Exclude images and print all the records verbatim.

+++ Records shown +++

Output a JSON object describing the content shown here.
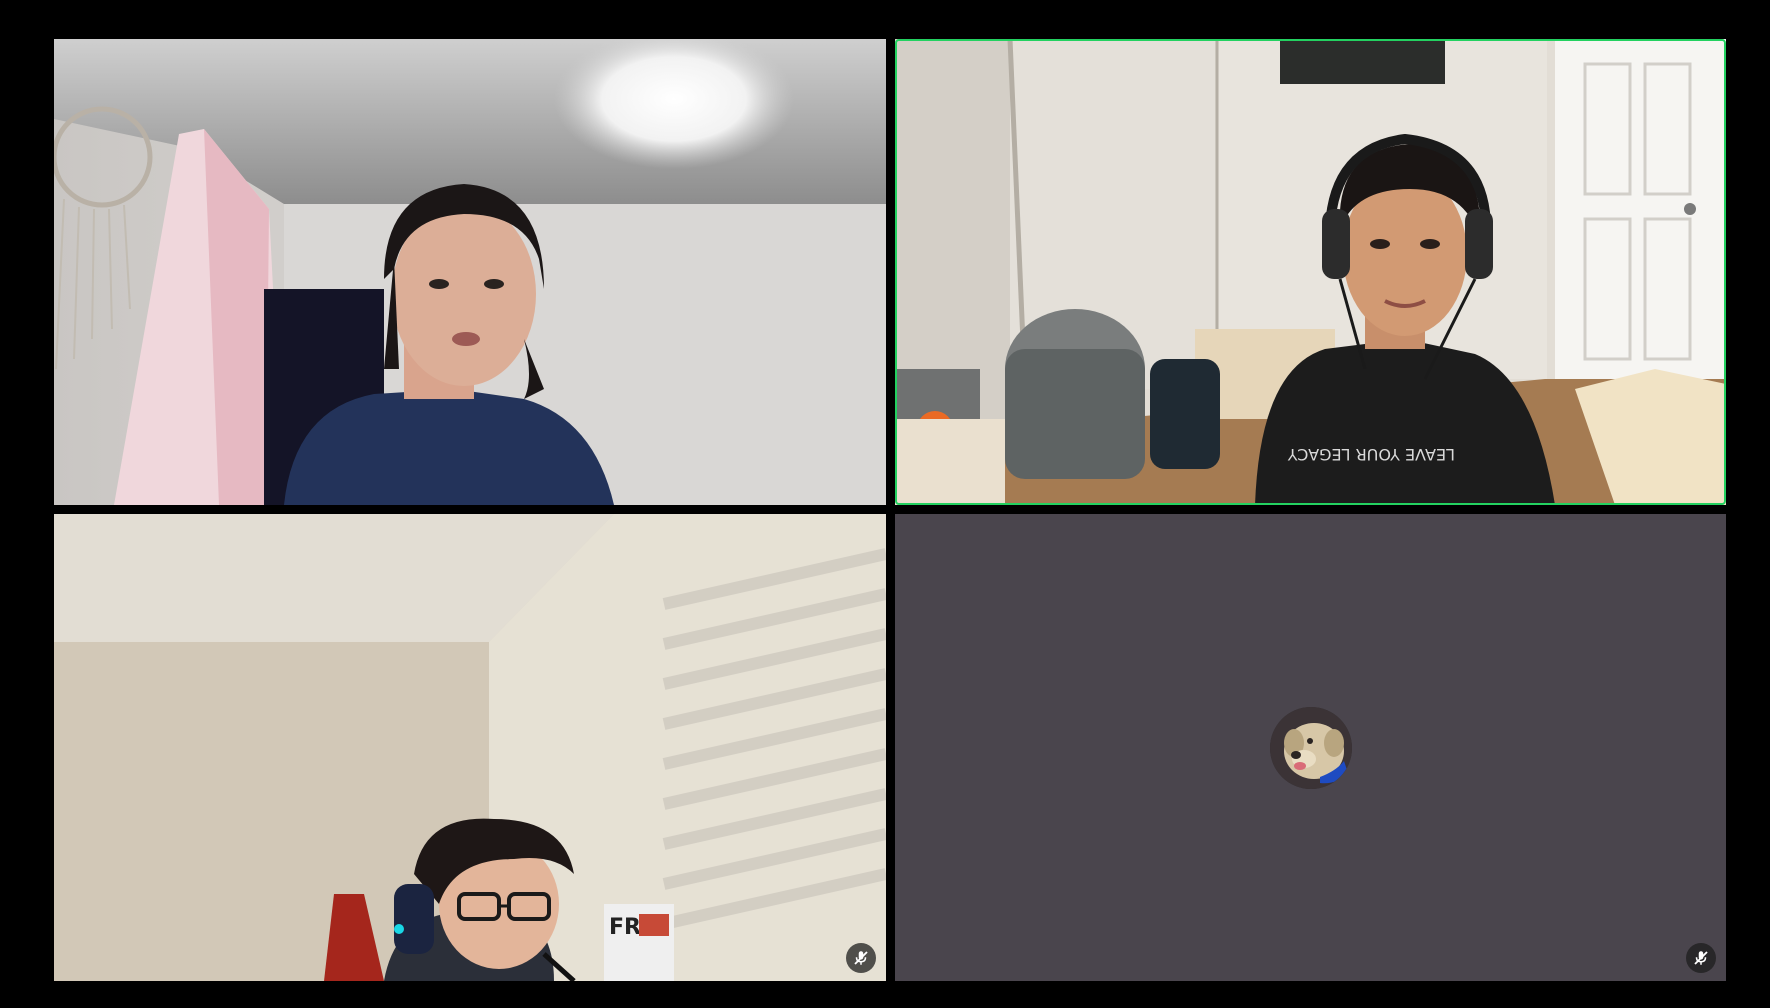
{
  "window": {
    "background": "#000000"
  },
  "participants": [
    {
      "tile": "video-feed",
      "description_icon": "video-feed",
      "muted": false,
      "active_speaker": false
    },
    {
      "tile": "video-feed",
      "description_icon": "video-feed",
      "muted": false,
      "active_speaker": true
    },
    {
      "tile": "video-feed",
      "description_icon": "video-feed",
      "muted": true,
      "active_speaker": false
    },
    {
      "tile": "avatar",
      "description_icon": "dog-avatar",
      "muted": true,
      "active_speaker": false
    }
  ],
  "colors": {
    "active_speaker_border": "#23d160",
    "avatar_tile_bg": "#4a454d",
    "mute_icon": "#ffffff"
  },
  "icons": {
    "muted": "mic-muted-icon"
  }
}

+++

Reply to the exercise>
Output a JSON object describing the content shown here.
{
  "window": {
    "background": "#000000"
  },
  "participants": [
    {
      "tile": "video-feed",
      "description_icon": "video-feed",
      "muted": false,
      "active_speaker": false
    },
    {
      "tile": "video-feed",
      "description_icon": "video-feed",
      "muted": false,
      "active_speaker": true
    },
    {
      "tile": "video-feed",
      "description_icon": "video-feed",
      "muted": true,
      "active_speaker": false
    },
    {
      "tile": "avatar",
      "description_icon": "dog-avatar",
      "muted": true,
      "active_speaker": false
    }
  ],
  "colors": {
    "active_speaker_border": "#23d160",
    "avatar_tile_bg": "#4a454d",
    "mute_icon": "#ffffff"
  },
  "icons": {
    "muted": "mic-muted-icon"
  }
}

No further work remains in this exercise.